The system is a remarkably clever one, that has been in use for nearly 70 years. First started in 1951, the lottery was created as a way to compel shopkeepers in the newly formed Taiwan to keep their purchases on the books and thus, ensuring that all companies were paying their fair share of taxes. According to several sources, the theory behind the lottery was that if shoppers new that their receipts could be worth millions of dollars, they would demand receipts with every purchase and thus, shopkeepers would have to document all of their sales. By some reports, tax revenues for the Taiwanese central government increased nearly 75% in 1952, after implementing the lottery.
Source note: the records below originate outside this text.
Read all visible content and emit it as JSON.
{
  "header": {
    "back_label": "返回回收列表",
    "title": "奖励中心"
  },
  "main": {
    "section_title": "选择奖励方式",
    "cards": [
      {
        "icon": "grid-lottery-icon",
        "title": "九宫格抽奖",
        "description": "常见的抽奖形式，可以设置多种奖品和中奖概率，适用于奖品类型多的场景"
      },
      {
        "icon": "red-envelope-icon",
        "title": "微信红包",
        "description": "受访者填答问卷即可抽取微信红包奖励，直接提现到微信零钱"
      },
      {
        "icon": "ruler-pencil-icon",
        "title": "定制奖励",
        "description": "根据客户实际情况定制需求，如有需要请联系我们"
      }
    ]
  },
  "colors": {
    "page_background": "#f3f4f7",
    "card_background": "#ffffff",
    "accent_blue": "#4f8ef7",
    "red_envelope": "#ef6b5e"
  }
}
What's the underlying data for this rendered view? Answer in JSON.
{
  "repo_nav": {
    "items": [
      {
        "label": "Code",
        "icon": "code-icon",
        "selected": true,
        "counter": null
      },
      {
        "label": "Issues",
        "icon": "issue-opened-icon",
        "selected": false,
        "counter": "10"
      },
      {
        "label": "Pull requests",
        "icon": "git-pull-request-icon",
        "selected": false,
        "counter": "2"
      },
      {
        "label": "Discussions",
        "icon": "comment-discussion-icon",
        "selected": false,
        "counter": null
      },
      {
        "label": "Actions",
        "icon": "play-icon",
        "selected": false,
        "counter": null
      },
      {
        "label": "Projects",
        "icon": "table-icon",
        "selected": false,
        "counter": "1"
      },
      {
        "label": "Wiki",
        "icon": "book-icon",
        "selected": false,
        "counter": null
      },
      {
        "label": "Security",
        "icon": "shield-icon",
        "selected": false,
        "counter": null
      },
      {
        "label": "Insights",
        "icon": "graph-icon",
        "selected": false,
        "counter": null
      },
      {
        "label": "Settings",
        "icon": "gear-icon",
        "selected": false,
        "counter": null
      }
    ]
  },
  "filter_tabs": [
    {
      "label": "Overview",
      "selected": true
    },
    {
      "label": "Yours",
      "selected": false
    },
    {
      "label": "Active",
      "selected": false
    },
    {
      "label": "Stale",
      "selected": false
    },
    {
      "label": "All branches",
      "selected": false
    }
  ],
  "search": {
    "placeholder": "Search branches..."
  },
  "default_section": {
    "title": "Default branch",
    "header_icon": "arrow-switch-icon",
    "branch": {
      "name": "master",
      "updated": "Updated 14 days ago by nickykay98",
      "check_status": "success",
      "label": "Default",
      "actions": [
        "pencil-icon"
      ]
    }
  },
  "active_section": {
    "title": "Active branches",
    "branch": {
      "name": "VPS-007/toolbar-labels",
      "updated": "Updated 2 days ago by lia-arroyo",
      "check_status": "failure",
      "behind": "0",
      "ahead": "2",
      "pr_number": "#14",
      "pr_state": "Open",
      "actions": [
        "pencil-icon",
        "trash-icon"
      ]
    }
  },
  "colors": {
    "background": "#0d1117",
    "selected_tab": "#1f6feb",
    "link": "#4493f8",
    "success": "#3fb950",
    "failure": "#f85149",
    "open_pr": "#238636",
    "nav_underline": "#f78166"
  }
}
Perhaps even more interesting? The uniform invoice lottery can be one by anyone, including foreigners and visitors to Taiwan.
The lotteries generate a good deal of media attention, including in English-language Taiwanese media. A recent story in Taiwan News reported that from the November/December sales, 11 of 18 major prize tickets were still unclaimed, including two NT$10M tickets.
My favorite parts of the media coverage? Reports of the items purchased on each winning ticket. For example, the TN article above reports winning tickets for some pretty pedestrian purchases — each one worth in the millions of dollars.
- a receipt for a single bottle of mouthwash, for NT$159 (about $5 USD; New Taipei City)
- one milk tea, for NT$10 (about $0.30 USD; from a 7-Eleven in Taipei City)
- a parking space, for NT$60 (about $2 USD; Taipei City)
For many people however (and I’d classify myself as this person about 75% of the time), the receipts find a home in any one of many, many donation bins throughout the city.
I make a few donations to the GSWF box … but I do keep a few with me, just in case. =)